I remember leaving camp feeling empowered. There was a newfound motivation behind taking care of myself, knowing that my friends were headed back home to do the same. I came to realize that not only had I experienced a week of independence, but my loving parents also had a much needed break from acting like my pancreas. There was a lot packed into one week outside the city. Besides pulling off a horribly choreographed dance number for the talent show, we took risks together, stepped outside of comfort zones, and embraced the reality of diabetes. I will, in no way, paint this as the happily ever after story of perfect diabetes management post-camp; but I do know that I wanted to share this experience with as many people as possible.
I had the privilege of working at Outpost Summer Camps, a traditional day camp in San Diego, for 9 wonderful summers. As a counselor and a director, I never expected to belong to something in this way. My eyes were opened to the magic of summer camp and the growth that is intentionally fostered in this setting. I found a home in the program and what it has to offer both staff and campers. Outpost is owned and operated by my brother-in-law and my sister, so I had just enough encouragement and optimism (and a healthy dose of insanity) to think that I could head down a similar path.
My own experience at diabetes camp and my summers at Outpost led me to envision a brand new adventure. I am starting a camp for kids with type 1 called Camp Kinneloa. This is the first overnight camp in the San Diego area for campers with diabetes, and we are thrilled to open enrollment for our session from June 24th-29th at the Cuyamaca Retreat Center. We are currently looking for campers ages 8-14 to enjoy a week of swimming, hiking, scavenger hunts, skits, campfires, arts & crafts, group competitions, stargazing, silly songs, and a talent show that is sure to knock your socks off. Our volunteer applications are open as well, and we are looking for counselors and medical staff who are familiar with Type 1. If this is something that speaks to you or someone you know, we would love to have you on board this summer! Feel free to apply and find more information at www.campkinneloa.org or email us at email@example.com.
Note from TCOYD: For a list of type 1 camps in other parts of the U.S., please visit the ADA website here.
Although I don’t have Type 1, I can say that because I have juvenile onset rheumatoid arthritis that I started going to JA camp and it was literally LIFE ALTERING!!!

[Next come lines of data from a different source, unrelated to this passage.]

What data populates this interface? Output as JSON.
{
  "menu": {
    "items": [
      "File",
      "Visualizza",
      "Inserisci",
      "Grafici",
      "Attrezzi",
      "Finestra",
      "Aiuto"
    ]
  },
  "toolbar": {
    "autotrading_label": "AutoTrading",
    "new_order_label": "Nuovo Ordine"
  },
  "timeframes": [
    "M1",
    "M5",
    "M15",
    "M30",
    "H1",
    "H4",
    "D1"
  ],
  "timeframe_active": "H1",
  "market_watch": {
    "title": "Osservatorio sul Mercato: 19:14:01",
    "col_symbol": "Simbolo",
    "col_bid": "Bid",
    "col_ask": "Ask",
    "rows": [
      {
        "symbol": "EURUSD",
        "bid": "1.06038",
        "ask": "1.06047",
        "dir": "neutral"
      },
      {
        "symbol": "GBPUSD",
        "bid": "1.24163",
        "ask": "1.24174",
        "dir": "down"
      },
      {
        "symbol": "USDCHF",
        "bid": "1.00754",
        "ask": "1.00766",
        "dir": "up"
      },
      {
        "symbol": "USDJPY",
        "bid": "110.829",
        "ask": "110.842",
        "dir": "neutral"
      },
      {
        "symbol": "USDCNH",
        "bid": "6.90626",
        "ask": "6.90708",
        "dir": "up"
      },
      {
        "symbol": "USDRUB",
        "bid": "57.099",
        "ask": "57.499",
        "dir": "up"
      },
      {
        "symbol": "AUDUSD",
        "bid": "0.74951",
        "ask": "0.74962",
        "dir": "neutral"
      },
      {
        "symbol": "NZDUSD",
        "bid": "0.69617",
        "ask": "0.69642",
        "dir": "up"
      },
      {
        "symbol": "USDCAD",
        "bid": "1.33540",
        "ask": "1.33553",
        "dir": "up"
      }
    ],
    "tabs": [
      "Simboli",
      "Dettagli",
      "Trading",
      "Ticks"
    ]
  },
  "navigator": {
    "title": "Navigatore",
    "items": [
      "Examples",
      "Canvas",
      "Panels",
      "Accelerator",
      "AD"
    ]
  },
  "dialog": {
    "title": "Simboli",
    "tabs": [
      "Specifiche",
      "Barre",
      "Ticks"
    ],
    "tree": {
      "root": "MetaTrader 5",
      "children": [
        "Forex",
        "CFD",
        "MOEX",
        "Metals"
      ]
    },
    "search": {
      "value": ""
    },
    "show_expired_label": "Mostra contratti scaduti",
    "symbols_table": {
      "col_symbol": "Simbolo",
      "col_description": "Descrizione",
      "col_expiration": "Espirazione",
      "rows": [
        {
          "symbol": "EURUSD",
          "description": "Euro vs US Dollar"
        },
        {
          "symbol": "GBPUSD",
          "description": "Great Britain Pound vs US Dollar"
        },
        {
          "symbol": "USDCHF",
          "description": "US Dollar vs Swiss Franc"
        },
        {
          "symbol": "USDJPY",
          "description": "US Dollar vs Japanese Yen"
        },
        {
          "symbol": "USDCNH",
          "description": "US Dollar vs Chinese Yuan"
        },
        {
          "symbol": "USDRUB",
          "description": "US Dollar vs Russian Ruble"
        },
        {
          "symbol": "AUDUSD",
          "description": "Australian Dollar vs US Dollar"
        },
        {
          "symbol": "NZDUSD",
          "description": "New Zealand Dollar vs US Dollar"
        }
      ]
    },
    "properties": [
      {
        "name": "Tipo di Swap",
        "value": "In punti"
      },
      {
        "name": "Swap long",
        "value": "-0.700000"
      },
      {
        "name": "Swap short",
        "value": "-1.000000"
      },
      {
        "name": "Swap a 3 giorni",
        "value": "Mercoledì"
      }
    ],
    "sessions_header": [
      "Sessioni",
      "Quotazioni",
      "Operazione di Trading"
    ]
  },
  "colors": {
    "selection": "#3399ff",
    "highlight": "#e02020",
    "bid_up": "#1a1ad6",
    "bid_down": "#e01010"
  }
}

It’s difficult to explain just what it did for me but being around my own tribe was healing especially against my tendencies to be non compliant and rebellious towards anything related to my disease… I was also a very mistrustful towards adults due to traumas and I was hiding in my shell. Camp changed me very quickly and even transitioned to becoming a Jr counselor quickly.
I attended JA camp for many years and had many very special moments like having campers come to me with there personal struggles or the little ones asking for me to hold them on my lap when they got injections and for the kids, I came out of my tight shell and even sang silky camp songs in front of a crowd lol
Just the look of awe when those of us camp counselors with JA introduced ourselves the first day was always so rewarding right away and I understand that feeling because I had it too!
So much laughter, knowing understanding that doesn’t need words, those with more years of disease mentoring the newly diagnosed… it’s just endless..
Even now, I miss camp and don’t go because it’s just to hard on my diseases I now have more but my camp photo albums are a beautiful reminder and always make me smile in appreciation of the reflections and changes in myself and others
Thank you for sharing you experience, Issadora!